Towing death prompts warning for boaties

Date: Sep 10, 2014


The recent death of a water skier and a number of other accidents has prompted NSW Roads and Maritime Services to issue a warning for boaties.

Earlier this week (September 5), a skipper was convicted of negligent navigation causing death after a 34-year-old was killed on the back of his boat. He was sentenced to a 15 month good behaviour bond and a three month boating licence suspension.

The man was water skiing at the Colombo Creek Ski Club Reserve in south-western NSW in February 2013, when he died after hitting a tree. Crucially, there was no third person acting as an observer and the skipper didn’t see the incident unfolding.

Roads and Maritime Services (RMS) Maritime Director Angus Mitchell explained it was imperative to have an observer on board to avoid accidents occurring during water sports.

“Vessel operators must understand it is impossible for one person to keep a proper lookout in two different directions – the observer on board performs a critical function and may save a life,” he said.

There are a number of safety risks associated with towing someone on the back of your boat. RMS state the skipper must be aware of these risks and have a good working knowledge of the rules. The skipper is also the sole person responsible for safety on the craft.

“Major safety risks to small craft also are present when towing in high volume waterways and boaters must ensure they always keep to the right,” Mr Mitchell stated.

“It is also illegal to tow more than three people at a time, even with an observer on board, and those being towed must wear a lifejacket at all times.”

Skippers must also always keep a safe distance from shore and understand it is illegal to tow people between sunset and sunrise.

Public liability claims in NSW

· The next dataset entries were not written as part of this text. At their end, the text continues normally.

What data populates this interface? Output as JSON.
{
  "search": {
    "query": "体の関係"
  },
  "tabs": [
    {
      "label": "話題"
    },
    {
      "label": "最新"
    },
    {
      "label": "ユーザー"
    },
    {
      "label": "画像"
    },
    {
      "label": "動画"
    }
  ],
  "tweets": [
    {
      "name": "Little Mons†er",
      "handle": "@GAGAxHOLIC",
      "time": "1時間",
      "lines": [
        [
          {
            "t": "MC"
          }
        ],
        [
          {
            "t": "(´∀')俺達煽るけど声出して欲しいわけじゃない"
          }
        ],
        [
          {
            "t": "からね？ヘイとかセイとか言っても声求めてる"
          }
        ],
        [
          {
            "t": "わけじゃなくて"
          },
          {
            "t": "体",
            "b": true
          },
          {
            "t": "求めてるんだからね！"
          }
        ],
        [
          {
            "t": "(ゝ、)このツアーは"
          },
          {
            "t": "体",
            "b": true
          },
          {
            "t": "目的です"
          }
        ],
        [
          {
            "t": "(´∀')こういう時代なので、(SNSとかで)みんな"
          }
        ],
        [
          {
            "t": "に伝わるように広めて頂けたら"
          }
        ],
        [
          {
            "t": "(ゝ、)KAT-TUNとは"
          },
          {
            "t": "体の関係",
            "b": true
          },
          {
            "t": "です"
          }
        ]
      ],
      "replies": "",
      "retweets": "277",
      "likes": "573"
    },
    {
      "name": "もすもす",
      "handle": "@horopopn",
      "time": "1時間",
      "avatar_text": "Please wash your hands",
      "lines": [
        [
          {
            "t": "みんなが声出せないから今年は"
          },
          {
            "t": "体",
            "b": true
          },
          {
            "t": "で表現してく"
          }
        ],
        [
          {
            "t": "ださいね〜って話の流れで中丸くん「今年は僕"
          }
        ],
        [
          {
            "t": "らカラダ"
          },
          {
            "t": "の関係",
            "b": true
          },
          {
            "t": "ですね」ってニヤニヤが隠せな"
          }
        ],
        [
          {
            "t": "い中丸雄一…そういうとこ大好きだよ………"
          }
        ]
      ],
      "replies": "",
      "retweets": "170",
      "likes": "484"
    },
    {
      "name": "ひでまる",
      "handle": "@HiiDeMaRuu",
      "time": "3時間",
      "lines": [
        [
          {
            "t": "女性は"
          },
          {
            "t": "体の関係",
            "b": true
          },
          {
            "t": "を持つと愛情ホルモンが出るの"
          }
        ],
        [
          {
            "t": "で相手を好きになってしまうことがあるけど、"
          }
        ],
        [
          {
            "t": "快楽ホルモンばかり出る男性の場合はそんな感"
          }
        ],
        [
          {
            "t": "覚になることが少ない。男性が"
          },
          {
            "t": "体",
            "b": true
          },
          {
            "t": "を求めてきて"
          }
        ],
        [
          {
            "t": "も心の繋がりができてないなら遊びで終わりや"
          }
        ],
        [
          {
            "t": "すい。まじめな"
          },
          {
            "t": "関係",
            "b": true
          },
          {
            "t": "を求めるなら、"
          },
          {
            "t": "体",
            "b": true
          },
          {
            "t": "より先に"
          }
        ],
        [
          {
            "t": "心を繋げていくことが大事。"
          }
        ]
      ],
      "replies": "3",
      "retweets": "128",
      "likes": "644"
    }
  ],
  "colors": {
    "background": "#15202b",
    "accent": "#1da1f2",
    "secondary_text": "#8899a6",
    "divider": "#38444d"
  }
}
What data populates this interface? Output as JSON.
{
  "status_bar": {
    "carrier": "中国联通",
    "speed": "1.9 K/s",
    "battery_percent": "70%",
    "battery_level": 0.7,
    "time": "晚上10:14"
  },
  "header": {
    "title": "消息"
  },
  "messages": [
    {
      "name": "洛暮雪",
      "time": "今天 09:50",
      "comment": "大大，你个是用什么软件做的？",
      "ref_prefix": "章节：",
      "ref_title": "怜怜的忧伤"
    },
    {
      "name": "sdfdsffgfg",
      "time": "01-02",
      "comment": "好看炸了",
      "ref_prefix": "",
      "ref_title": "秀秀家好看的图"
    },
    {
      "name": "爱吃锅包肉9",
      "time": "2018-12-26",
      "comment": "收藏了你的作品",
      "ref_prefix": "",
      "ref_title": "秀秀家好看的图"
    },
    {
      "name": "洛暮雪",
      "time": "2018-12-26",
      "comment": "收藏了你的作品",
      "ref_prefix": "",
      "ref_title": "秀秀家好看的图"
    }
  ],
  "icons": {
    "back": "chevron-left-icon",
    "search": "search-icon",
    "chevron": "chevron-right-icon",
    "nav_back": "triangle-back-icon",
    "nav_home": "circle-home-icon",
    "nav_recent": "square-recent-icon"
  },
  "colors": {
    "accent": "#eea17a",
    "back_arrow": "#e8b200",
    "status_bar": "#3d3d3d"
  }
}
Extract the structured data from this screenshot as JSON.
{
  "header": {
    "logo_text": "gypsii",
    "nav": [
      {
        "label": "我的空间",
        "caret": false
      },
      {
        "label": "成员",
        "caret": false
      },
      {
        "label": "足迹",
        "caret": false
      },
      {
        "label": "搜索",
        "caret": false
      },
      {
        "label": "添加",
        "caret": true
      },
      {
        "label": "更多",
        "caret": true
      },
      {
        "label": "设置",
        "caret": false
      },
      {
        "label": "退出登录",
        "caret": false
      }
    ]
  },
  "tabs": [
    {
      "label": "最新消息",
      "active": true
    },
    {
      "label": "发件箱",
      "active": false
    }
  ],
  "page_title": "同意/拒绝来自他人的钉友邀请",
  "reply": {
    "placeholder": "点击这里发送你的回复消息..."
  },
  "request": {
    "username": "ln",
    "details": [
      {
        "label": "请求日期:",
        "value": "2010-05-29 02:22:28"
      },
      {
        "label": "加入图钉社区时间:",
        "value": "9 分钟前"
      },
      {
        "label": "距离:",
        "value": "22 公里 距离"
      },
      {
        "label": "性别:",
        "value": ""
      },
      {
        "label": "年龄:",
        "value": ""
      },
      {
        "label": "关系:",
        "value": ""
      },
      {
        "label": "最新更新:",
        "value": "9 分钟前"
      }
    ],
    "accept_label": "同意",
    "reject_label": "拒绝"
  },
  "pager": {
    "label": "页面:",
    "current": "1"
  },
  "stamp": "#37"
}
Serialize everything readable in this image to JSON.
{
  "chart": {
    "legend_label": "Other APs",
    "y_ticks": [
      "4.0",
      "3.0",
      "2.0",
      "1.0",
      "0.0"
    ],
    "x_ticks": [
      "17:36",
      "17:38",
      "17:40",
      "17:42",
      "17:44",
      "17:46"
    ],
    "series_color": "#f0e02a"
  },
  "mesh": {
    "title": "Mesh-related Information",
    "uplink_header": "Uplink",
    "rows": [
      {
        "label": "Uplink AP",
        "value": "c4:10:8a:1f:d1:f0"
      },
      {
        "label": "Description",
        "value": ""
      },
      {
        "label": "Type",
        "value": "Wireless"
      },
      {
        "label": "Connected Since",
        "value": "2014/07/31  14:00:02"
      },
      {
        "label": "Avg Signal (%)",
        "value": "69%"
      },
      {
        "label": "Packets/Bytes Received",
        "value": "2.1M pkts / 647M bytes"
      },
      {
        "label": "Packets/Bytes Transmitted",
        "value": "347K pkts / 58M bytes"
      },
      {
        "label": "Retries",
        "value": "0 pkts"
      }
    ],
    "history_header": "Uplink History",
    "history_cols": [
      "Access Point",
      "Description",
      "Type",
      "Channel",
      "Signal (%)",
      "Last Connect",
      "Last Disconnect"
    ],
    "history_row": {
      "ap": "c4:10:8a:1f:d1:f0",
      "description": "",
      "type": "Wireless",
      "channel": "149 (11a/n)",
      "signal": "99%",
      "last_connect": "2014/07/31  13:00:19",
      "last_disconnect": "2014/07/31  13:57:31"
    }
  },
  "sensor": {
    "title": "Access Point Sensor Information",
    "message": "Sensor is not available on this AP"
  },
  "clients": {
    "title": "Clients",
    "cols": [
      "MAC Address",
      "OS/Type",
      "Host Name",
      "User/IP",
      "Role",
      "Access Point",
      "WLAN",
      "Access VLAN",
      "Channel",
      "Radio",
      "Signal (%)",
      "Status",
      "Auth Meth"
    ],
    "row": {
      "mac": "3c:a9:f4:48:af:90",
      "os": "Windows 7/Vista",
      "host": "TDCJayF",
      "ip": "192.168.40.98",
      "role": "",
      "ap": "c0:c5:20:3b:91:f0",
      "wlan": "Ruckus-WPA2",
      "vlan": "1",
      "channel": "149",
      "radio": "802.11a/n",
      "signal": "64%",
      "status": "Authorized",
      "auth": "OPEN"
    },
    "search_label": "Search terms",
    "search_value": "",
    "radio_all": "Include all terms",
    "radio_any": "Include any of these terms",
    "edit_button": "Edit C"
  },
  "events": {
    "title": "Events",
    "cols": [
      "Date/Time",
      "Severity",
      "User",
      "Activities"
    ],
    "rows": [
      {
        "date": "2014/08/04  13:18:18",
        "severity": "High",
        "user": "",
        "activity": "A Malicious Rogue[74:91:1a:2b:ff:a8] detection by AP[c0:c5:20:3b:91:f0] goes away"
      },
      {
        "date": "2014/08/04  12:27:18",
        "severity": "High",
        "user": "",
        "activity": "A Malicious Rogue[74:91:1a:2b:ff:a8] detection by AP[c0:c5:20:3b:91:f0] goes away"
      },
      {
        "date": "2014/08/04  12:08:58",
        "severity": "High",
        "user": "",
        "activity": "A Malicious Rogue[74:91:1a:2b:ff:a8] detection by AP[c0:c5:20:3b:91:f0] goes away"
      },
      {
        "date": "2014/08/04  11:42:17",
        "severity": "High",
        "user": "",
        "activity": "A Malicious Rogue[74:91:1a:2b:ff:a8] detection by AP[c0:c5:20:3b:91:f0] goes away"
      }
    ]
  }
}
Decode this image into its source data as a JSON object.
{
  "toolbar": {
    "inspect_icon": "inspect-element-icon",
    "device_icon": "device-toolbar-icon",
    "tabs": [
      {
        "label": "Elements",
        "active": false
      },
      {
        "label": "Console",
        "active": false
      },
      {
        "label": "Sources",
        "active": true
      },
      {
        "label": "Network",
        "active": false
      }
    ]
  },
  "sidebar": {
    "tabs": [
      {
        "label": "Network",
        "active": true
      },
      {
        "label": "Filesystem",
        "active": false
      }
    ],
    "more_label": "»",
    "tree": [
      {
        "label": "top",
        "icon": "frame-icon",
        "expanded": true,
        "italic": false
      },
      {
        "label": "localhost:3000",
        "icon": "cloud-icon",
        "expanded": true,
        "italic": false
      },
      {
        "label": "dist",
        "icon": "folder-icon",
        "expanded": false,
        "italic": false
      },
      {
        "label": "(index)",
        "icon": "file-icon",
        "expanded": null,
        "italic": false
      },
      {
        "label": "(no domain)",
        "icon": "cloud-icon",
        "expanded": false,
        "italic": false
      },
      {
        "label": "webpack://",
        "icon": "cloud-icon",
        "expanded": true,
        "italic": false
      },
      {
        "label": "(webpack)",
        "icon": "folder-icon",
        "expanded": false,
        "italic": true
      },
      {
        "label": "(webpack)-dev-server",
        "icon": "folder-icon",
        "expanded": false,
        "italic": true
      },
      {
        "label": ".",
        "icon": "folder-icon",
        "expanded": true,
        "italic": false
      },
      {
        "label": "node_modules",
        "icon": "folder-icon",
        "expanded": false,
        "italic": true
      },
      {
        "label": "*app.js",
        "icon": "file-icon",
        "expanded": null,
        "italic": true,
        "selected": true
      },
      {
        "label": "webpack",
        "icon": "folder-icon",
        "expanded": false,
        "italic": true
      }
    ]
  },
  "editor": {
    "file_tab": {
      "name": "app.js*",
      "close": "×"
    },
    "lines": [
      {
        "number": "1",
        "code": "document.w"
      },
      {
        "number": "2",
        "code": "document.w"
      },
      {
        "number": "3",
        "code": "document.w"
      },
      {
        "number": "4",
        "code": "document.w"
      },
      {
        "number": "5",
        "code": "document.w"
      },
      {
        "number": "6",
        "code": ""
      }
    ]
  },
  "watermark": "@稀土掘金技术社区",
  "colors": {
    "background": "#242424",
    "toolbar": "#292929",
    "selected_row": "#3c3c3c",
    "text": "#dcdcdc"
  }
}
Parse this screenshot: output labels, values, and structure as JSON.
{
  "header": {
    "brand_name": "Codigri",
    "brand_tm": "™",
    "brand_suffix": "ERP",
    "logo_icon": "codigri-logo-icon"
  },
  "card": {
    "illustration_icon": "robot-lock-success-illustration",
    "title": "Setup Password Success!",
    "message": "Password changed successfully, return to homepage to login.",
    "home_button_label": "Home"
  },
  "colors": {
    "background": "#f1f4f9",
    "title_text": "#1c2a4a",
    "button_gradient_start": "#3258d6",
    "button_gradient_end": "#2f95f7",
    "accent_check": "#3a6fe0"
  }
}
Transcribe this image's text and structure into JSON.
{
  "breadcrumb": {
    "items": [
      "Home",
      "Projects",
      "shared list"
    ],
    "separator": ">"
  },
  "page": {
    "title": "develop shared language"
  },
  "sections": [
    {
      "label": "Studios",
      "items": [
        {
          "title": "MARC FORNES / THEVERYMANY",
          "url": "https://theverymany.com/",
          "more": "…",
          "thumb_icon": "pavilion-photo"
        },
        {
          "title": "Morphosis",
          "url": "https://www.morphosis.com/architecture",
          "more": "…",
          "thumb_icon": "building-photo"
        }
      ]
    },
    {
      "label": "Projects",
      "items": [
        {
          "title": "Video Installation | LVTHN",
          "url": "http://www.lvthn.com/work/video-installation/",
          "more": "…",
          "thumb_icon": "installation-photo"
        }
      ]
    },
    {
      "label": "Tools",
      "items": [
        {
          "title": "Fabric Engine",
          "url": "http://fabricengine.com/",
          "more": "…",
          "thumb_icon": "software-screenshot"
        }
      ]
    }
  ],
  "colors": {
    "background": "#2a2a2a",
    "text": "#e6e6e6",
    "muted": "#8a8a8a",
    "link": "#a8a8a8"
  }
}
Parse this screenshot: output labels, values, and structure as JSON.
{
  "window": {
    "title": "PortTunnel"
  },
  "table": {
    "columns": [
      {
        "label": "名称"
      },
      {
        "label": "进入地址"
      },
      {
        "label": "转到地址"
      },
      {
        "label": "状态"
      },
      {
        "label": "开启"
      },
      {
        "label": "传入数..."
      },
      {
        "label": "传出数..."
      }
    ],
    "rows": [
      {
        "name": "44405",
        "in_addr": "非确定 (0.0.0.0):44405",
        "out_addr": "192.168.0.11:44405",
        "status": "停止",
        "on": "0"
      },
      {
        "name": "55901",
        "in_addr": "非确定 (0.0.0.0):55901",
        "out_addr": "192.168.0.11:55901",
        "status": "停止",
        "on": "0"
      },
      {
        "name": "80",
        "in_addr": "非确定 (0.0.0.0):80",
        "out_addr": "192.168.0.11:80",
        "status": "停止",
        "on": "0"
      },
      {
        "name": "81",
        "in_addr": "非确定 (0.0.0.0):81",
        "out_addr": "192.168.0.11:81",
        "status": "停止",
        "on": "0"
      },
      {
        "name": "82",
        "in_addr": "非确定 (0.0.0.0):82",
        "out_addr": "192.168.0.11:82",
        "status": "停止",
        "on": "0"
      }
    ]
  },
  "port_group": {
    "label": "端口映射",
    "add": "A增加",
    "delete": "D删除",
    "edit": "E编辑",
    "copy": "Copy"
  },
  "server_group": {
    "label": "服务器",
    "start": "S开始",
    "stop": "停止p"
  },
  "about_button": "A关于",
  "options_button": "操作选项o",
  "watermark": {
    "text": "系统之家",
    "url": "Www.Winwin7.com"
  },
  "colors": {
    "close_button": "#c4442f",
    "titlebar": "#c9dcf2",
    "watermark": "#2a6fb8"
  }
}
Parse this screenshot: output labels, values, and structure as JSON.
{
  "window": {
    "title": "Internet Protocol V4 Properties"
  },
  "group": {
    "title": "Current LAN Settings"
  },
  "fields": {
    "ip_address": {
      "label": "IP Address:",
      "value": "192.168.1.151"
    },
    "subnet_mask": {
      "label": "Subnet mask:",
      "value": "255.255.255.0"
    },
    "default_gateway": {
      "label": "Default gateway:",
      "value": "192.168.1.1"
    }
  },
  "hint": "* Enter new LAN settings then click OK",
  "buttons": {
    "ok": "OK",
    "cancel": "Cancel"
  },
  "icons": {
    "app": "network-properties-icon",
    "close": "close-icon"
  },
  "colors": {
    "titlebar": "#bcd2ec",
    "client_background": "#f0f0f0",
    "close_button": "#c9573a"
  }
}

If you suffer an injury out on the water when involved in a sport or on a boat, and you believe that the skipper or a third party was responsible, you may be eligible to make a public liability injury claim.

To support your claim, you must have evidence that the situation was dangerous and that the skipper failed to meet their duty of care responsibility. It is recommended that you contact a compensation lawyer who can advise you on how to make your claim and assist you through the process.

Call us now on 1800 004 878 to book a free appointment with one of my compensation experts or email your enquiry.